Exercise directions: When a line in the entries contains the word "color", copy that line in full.

Excerpted records: Begin

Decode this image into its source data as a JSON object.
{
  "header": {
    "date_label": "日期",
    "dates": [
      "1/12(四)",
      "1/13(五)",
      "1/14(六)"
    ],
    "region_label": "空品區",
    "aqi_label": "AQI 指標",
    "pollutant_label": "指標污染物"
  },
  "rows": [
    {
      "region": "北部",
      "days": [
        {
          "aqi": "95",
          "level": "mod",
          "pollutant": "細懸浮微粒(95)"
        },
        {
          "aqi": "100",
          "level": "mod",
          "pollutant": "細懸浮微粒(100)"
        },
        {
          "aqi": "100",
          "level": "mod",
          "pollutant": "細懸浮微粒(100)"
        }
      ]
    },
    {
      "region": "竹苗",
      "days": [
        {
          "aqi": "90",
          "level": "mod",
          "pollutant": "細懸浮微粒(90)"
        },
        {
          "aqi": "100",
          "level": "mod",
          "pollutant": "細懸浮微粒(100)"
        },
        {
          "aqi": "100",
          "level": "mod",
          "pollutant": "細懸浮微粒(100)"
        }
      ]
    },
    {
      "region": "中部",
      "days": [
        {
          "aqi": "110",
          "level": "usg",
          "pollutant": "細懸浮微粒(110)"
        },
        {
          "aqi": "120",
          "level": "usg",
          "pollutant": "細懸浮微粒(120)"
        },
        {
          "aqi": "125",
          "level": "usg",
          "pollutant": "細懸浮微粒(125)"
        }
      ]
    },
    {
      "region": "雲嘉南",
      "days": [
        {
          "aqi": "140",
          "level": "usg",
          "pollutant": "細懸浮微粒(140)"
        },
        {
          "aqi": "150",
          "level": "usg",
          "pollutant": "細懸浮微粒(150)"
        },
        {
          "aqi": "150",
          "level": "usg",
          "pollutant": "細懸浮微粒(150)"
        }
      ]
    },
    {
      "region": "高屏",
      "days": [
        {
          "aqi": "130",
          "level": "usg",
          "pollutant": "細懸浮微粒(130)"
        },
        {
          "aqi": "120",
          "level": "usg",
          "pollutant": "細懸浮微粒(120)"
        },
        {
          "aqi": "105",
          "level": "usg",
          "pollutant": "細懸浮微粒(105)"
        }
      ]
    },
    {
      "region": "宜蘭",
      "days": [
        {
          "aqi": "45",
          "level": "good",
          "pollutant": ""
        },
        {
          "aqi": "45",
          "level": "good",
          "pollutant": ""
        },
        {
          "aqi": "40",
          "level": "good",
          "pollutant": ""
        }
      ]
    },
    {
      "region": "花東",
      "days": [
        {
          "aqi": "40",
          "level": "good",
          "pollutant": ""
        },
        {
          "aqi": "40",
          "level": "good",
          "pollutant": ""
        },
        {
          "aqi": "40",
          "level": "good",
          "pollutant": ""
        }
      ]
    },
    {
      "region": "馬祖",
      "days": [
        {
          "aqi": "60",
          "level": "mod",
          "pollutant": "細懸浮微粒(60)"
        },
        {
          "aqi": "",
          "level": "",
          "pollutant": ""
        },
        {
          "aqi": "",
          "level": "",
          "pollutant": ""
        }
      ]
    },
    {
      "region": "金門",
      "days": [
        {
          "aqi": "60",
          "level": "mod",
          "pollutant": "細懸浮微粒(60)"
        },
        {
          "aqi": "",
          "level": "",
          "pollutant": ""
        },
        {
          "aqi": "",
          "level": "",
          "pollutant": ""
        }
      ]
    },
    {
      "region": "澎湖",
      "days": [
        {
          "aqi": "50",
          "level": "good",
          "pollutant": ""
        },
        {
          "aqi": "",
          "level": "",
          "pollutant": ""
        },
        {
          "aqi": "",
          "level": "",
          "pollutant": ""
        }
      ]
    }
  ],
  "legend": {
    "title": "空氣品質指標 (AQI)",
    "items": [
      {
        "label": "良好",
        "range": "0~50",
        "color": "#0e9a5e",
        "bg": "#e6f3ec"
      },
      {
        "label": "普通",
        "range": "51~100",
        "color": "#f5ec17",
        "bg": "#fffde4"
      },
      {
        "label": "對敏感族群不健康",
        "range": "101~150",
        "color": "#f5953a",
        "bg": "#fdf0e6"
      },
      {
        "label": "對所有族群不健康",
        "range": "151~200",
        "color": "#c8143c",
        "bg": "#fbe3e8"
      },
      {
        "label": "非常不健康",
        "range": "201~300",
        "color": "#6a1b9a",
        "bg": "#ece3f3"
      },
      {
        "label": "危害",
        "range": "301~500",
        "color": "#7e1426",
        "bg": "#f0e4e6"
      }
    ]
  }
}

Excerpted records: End

Your solution:
        "color": "#0e9a5e",
        "color": "#f5ec17",
        "color": "#f5953a",
        "color": "#c8143c",
        "color": "#6a1b9a",
        "color": "#7e1426",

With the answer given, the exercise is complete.